● **Available data**:
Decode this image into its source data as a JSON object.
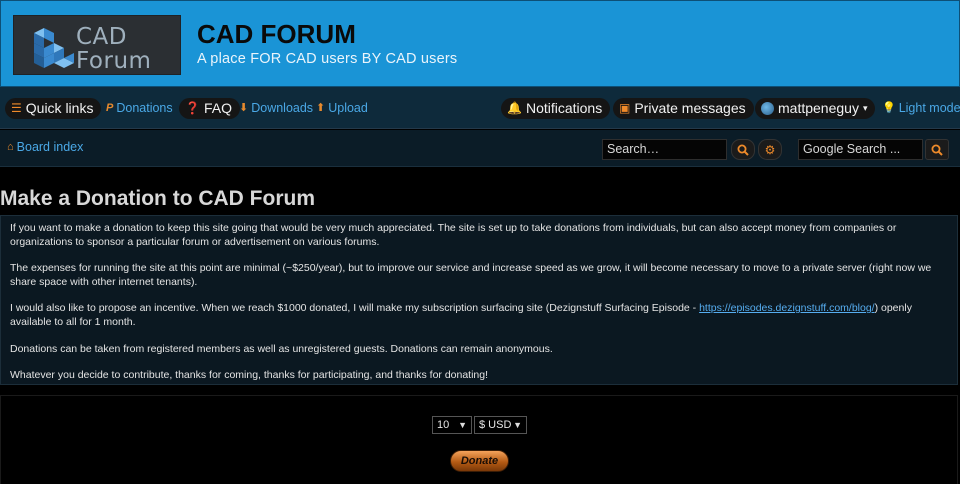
{
  "header": {
    "logo_line1": "CAD",
    "logo_line2": "Forum",
    "title": "CAD FORUM",
    "tagline": "A place FOR CAD users BY CAD users"
  },
  "nav": {
    "quick_links": "Quick links",
    "donations": "Donations",
    "faq": "FAQ",
    "downloads": "Downloads",
    "upload": "Upload",
    "notifications": "Notifications",
    "private_messages": "Private messages",
    "username": "mattpeneguy",
    "light_mode": "Light mode"
  },
  "breadcrumb": {
    "board_index": "Board index"
  },
  "search": {
    "placeholder": "Search…",
    "google_placeholder": "Google Search ..."
  },
  "main": {
    "title": "Make a Donation to CAD Forum",
    "p1": "If you want to make a donation to keep this site going that would be very much appreciated. The site is set up to take donations from individuals, but can also accept money from companies or organizations to sponsor a particular forum or advertisement on various forums.",
    "p2": "The expenses for running the site at this point are minimal (~$250/year), but to improve our service and increase speed as we grow, it will become necessary to move to a private server (right now we share space with other internet tenants).",
    "p3_before": "I would also like to propose an incentive. When we reach $1000 donated, I will make my subscription surfacing site (Dezignstuff Surfacing Episode - ",
    "p3_link": "https://episodes.dezignstuff.com/blog/",
    "p3_after": ") openly available to all for 1 month.",
    "p4": "Donations can be taken from registered members as well as unregistered guests. Donations can remain anonymous.",
    "p5": "Whatever you decide to contribute, thanks for coming, thanks for participating, and thanks for donating!"
  },
  "donation": {
    "amount": "10",
    "currency": "$ USD",
    "button": "Donate"
  },
  "colors": {
    "header_bg": "#1a94d6",
    "nav_bg": "#0e2a3b",
    "link": "#4aa8e6",
    "accent": "#f08a2a"
  },
  "icons": {
    "quick_links": "hamburger-icon",
    "donations": "paypal-icon",
    "faq": "question-circle-icon",
    "downloads": "download-icon",
    "upload": "upload-icon",
    "notifications": "bell-icon",
    "private_messages": "inbox-icon",
    "light_mode": "lightbulb-icon",
    "board_index": "home-icon",
    "search": "search-icon",
    "advanced_search": "gear-icon"
  }
}
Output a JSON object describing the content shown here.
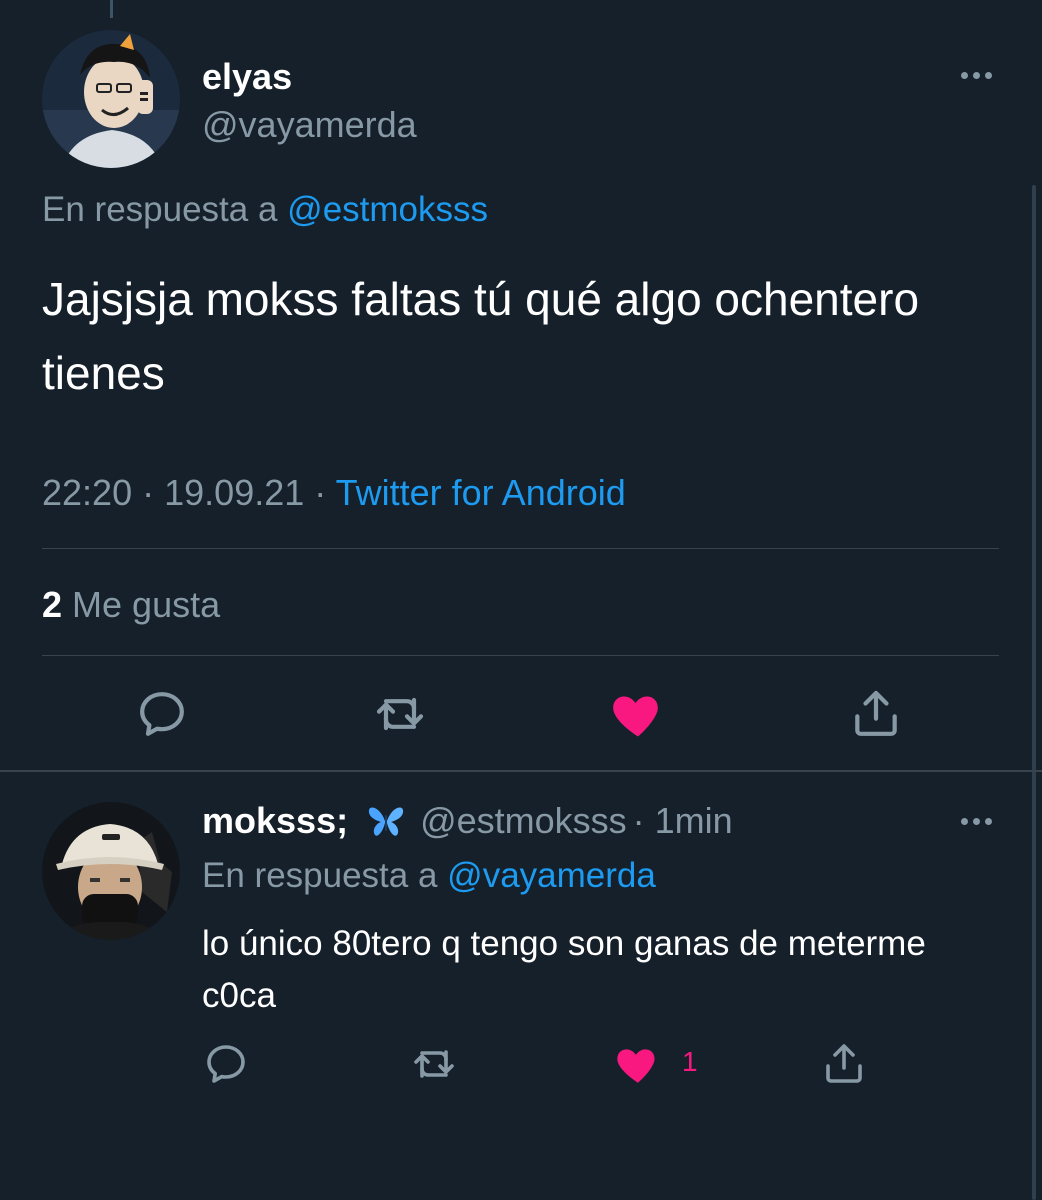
{
  "main_tweet": {
    "display_name": "elyas",
    "handle": "@vayamerda",
    "reply_prefix": "En respuesta a",
    "reply_to": "@estmoksss",
    "text": "Jajsjsja mokss faltas tú qué algo ochentero tienes",
    "time": "22:20",
    "date": "19.09.21",
    "separator": "·",
    "source": "Twitter for Android",
    "likes_count": "2",
    "likes_label": "Me gusta",
    "liked": true
  },
  "reply_tweet": {
    "display_name": "moksss;",
    "emoji": "butterfly",
    "handle": "@estmoksss",
    "age": "· 1min",
    "reply_prefix": "En respuesta a",
    "reply_to": "@vayamerda",
    "text": "lo único 80tero q tengo son ganas de meterme c0ca",
    "like_count": "1",
    "liked": true
  },
  "icons": [
    "more-icon",
    "reply-icon",
    "retweet-icon",
    "like-icon",
    "share-icon"
  ],
  "colors": {
    "background": "#15202b",
    "text": "#ffffff",
    "secondary_text": "#8899a6",
    "link": "#1d9bf0",
    "like": "#f91880",
    "divider": "#38444d"
  }
}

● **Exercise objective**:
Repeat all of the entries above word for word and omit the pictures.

● **Your solution**:
Decode this image into its source data as a JSON object.
{
  "header": {
    "logo_line1": "CAD",
    "logo_line2": "Forum",
    "title": "CAD FORUM",
    "tagline": "A place FOR CAD users BY CAD users"
  },
  "nav": {
    "quick_links": "Quick links",
    "donations": "Donations",
    "faq": "FAQ",
    "downloads": "Downloads",
    "upload": "Upload",
    "notifications": "Notifications",
    "private_messages": "Private messages",
    "username": "mattpeneguy",
    "light_mode": "Light mode"
  },
  "breadcrumb": {
    "board_index": "Board index"
  },
  "search": {
    "placeholder": "Search…",
    "google_placeholder": "Google Search ..."
  },
  "main": {
    "title": "Make a Donation to CAD Forum",
    "p1": "If you want to make a donation to keep this site going that would be very much appreciated. The site is set up to take donations from individuals, but can also accept money from companies or organizations to sponsor a particular forum or advertisement on various forums.",
    "p2": "The expenses for running the site at this point are minimal (~$250/year), but to improve our service and increase speed as we grow, it will become necessary to move to a private server (right now we share space with other internet tenants).",
    "p3_before": "I would also like to propose an incentive. When we reach $1000 donated, I will make my subscription surfacing site (Dezignstuff Surfacing Episode - ",
    "p3_link": "https://episodes.dezignstuff.com/blog/",
    "p3_after": ") openly available to all for 1 month.",
    "p4": "Donations can be taken from registered members as well as unregistered guests. Donations can remain anonymous.",
    "p5": "Whatever you decide to contribute, thanks for coming, thanks for participating, and thanks for donating!"
  },
  "donation": {
    "amount": "10",
    "currency": "$ USD",
    "button": "Donate"
  },
  "colors": {
    "header_bg": "#1a94d6",
    "nav_bg": "#0e2a3b",
    "link": "#4aa8e6",
    "accent": "#f08a2a"
  },
  "icons": {
    "quick_links": "hamburger-icon",
    "donations": "paypal-icon",
    "faq": "question-circle-icon",
    "downloads": "download-icon",
    "upload": "upload-icon",
    "notifications": "bell-icon",
    "private_messages": "inbox-icon",
    "light_mode": "lightbulb-icon",
    "board_index": "home-icon",
    "search": "search-icon",
    "advanced_search": "gear-icon"
  }
}
Output a JSON object describing the content shown here.
{
  "main_tweet": {
    "display_name": "elyas",
    "handle": "@vayamerda",
    "reply_prefix": "En respuesta a",
    "reply_to": "@estmoksss",
    "text": "Jajsjsja mokss faltas tú qué algo ochentero tienes",
    "time": "22:20",
    "date": "19.09.21",
    "separator": "·",
    "source": "Twitter for Android",
    "likes_count": "2",
    "likes_label": "Me gusta",
    "liked": true
  },
  "reply_tweet": {
    "display_name": "moksss;",
    "emoji": "butterfly",
    "handle": "@estmoksss",
    "age": "· 1min",
    "reply_prefix": "En respuesta a",
    "reply_to": "@vayamerda",
    "text": "lo único 80tero q tengo son ganas de meterme c0ca",
    "like_count": "1",
    "liked": true
  },
  "icons": [
    "more-icon",
    "reply-icon",
    "retweet-icon",
    "like-icon",
    "share-icon"
  ],
  "colors": {
    "background": "#15202b",
    "text": "#ffffff",
    "secondary_text": "#8899a6",
    "link": "#1d9bf0",
    "like": "#f91880",
    "divider": "#38444d"
  }
}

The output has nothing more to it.